The morning before, an Iranian-Kurdish family was pushed back after having been beaten up by border police. “They still have bruises on their bodies.” We asked them if we can meet them. Javarin stands up and calls them from a neighboring room.
A middle-aged man comes in, his hand clamped against the small of his aching back to hold it straight. Very slowly and carefully, he sits down. His wife helps him, trying to minimize his pain. Their faces are sad and defenseless. After a few minutes their eight-year-old daughter joins and sits clinging to her mother.
“We were caught on the road, going towards Slovenia. When they found us they made us go with them into the forest” explains the father Sivan.
“In the forest, hidden from prying eyes, they start to beat me and my wife.” He shows us the bruises on his body: across his shoulder, on the ribs, the tibia. All the marks are still fresh. We asked about the daughter, hoping that somehow she hadn’t been there to witness the assault. “She saw everything,” responded the mother. “She was crying and then they threw water over her to make her stop.”
The police then robbed them of their money and broke one of their phones. “The other one was hidden in my underwear,” explains Sivan.
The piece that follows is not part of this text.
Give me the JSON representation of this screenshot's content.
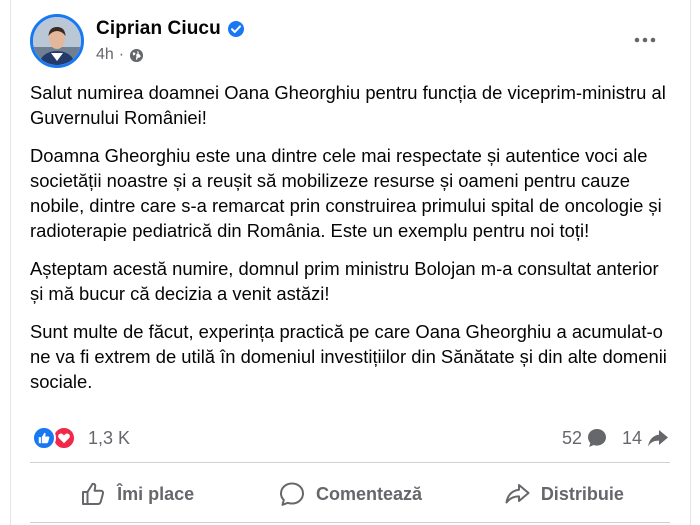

Once the Croatian police were finished, they threw them back into Bosnia. “We escaped Iran because we were persecuted as Kurds. Our human rights were constantly violated, we thought we would find them here. We were wrong.”
We discovered that Sivan’s episode of violence was not isolated. While in Bihac, we spoke to at least fifteen other people who admitted to having been beaten up by the Croatian police. Similar to the brutality against migrants in Hungary last year, the Croatian authorities are trying to discourage border crossings through a deliberate and calculated use of violence. However, these systematic cruelties have never stopped the rational desire behind migration. When I asked everybody in the room if they were still going to attempt these dangerous crossings, they all replied, without hesitation, “Yes.”
At Europe’s Mercy
Europe’s goal is to tighten its external borders and protect the Schengen Area. This zone consists of twenty-six European countries which agreed to remove border controls among themselves and recognize a single visa policy. Schengen has guaranteed citizens of member countries near total freedom of movement. But it’s produced a stiffening of Europe’s external borders.
Illegal pushbacks are paired with constant human rights violations — usually perpetrated by peripheral countries, to keep responsibility as far as possible from Brussels. Borders represent a racist division: open for the free movement of capital and citizens of the West, closed for formerly colonized people or those who are simply not rich enough to get a legal visa.
It is crucial to remember that Croatia is an EU member state and its politicians sit in the European Parliament. The European Union as a whole has a clear responsibility for the violence perpetrated at its external borders.
The European Union is rapidly becoming engulfed by nationalist and racist political movements. Austerity has shifted the social burden of the economic crisis onto the poorest classes in Europe. Politicians used this period of deprivation to unite people against migrants. People who migrate are seen as deviants from a model of society imposed in Europe by a growing right-wing. At the same time, we lack a strong internationalized left which could stop this racist political drift.
Through all of this, migrants remain at the mercy of political contingencies. Without legal channels to Europe, they are left stranded in the middle of the Mediterranean or in ruined buildings in northern Bosnia. What is needed now is not more volunteers or NGOs at the borders, but a political solution. The humanitarian crisis is caused by a political crisis. Now is the time to cure the causes instead of the symptoms, and end the European Union’s cycle of neglect.